• Emmanuel Sanders — He’ll play 2022 in his age 35 season, which is notable. But Sanders brings a high floor, veteran leadership, and someone who a rookie like Velus Jones Jr. can aspire to be as he starts his NFL journey.
• Julio Jones — Remember when the Bears signed running back Darrynton Evans, who immediately went to Twitter to recruit his former Titans teammate? Fun times.
Jarvis Landry has a strong résumé, but was reportedly seeking a contract I think is too rich for the Bears right now. Odell Beckham Jr. has skills that could allow Fields to flourish. But a knee injury likely puts him off Chicago’s radar. Despite his superb talent, Antonio Brown is a no-go for me (for very obvious reasons).
In the End
We already know Fields and Mooney have a connection. But the rest of the room features a bunch of players vying for targets. As it stands, it looks like the Bears will field a competitive wide receivers room. Competition being the key element here. Even still … there is room for growth.
Four receivers (Pringle, Sharpe, Pettis, St. Brown) are on one-year deals. Much like how the Bears taking four swings on project offensive linemen on Day 3 of the 2022 NFL Draft was done in hopes of developing one who pans out, taking four cracks at receivers on one-year “prove it” deals does the same thing. It wouldn’t surprise me if (1) at least one player had an unexpected breakout campaign that (2) led to them getting a second contract with the Bears. And if the cookie doesn’t crumble that way, at least we know it wasn’t for a lack of trying.
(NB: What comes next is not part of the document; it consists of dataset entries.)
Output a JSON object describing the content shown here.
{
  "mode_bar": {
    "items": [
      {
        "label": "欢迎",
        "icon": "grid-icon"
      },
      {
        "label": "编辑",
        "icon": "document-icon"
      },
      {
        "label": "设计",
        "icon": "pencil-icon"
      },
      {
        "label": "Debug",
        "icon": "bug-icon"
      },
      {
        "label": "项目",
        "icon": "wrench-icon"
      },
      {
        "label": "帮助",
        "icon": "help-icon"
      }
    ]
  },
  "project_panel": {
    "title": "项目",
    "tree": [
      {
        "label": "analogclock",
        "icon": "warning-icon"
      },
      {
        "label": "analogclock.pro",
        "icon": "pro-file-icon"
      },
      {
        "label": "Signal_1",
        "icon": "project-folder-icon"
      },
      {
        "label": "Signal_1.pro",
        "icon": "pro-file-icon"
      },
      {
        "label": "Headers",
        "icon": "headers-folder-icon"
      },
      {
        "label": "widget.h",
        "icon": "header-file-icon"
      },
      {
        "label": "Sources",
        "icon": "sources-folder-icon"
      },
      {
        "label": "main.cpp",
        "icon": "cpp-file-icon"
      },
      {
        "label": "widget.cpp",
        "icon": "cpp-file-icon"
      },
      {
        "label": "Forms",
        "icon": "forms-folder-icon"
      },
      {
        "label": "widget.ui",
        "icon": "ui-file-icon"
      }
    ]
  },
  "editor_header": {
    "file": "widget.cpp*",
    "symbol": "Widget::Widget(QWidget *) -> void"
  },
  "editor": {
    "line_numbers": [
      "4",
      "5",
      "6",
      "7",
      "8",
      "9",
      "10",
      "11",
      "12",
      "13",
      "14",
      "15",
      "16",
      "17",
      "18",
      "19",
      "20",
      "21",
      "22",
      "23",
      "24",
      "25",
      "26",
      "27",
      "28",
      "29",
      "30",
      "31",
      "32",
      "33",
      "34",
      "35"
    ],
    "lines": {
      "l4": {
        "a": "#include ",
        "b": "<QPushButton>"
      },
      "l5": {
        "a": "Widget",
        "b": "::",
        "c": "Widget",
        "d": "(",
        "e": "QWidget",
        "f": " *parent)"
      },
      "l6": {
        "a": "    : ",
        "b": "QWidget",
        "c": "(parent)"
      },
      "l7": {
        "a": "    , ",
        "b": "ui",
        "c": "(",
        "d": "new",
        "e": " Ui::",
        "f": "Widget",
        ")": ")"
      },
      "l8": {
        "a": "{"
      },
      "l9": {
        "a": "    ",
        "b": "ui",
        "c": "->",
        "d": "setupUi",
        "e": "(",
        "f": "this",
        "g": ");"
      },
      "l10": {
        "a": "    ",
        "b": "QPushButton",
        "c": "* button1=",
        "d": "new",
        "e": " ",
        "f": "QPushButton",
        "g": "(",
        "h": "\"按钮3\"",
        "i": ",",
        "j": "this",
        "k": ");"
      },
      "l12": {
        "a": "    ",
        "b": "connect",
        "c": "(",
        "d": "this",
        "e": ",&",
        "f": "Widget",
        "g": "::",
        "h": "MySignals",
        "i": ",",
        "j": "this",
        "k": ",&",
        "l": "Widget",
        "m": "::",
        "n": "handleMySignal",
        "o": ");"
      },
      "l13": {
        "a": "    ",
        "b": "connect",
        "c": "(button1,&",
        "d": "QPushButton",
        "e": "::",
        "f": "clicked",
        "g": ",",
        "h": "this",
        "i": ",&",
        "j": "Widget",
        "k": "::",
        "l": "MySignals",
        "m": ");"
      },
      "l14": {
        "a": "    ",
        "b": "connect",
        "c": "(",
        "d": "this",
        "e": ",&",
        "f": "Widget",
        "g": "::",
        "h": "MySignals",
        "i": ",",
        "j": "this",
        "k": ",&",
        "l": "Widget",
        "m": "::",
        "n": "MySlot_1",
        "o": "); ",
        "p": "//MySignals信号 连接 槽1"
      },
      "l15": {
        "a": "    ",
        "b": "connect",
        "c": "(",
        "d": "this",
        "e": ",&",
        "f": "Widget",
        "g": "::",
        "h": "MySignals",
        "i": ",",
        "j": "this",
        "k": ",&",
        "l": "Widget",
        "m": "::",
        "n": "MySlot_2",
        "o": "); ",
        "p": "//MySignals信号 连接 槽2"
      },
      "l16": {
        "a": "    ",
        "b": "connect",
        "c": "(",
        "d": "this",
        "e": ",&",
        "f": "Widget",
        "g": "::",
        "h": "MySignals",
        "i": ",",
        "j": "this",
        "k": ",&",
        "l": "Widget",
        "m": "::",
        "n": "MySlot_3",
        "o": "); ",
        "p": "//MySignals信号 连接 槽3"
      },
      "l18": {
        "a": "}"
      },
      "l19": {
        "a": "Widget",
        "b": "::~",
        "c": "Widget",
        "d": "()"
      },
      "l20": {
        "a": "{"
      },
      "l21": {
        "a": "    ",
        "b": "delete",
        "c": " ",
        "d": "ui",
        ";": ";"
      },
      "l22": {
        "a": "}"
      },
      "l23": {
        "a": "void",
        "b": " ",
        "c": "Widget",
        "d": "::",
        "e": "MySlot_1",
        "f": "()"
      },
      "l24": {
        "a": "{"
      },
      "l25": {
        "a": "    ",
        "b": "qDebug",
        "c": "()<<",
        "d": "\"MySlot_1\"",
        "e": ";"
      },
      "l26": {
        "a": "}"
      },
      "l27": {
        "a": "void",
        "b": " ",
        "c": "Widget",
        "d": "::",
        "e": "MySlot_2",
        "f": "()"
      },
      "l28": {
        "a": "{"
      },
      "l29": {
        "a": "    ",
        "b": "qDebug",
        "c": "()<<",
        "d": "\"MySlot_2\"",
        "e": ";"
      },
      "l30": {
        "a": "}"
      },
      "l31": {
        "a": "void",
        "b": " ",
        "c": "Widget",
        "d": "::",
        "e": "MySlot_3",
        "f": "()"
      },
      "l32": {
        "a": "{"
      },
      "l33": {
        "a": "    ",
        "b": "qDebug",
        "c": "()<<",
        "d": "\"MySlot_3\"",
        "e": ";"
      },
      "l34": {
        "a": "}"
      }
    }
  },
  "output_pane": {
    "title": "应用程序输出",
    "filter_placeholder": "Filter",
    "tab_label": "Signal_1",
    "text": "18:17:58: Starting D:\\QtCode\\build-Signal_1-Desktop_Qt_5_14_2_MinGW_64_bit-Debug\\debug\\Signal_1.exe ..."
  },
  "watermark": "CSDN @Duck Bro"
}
Again, this group is far from complete. But it has the potential. Maybe all that means is training camp is more fun to watch. Perhaps that summertime competition leaks into the preseason and regular season. What if it leads to someone having a breakthrough season? I wouldn’t say the odds are favorable. After all, each of these players’ track records being what they are is how they end up landing in Chicago on one-year deals in the first place. But it isn’t something I’d dismiss out of hand.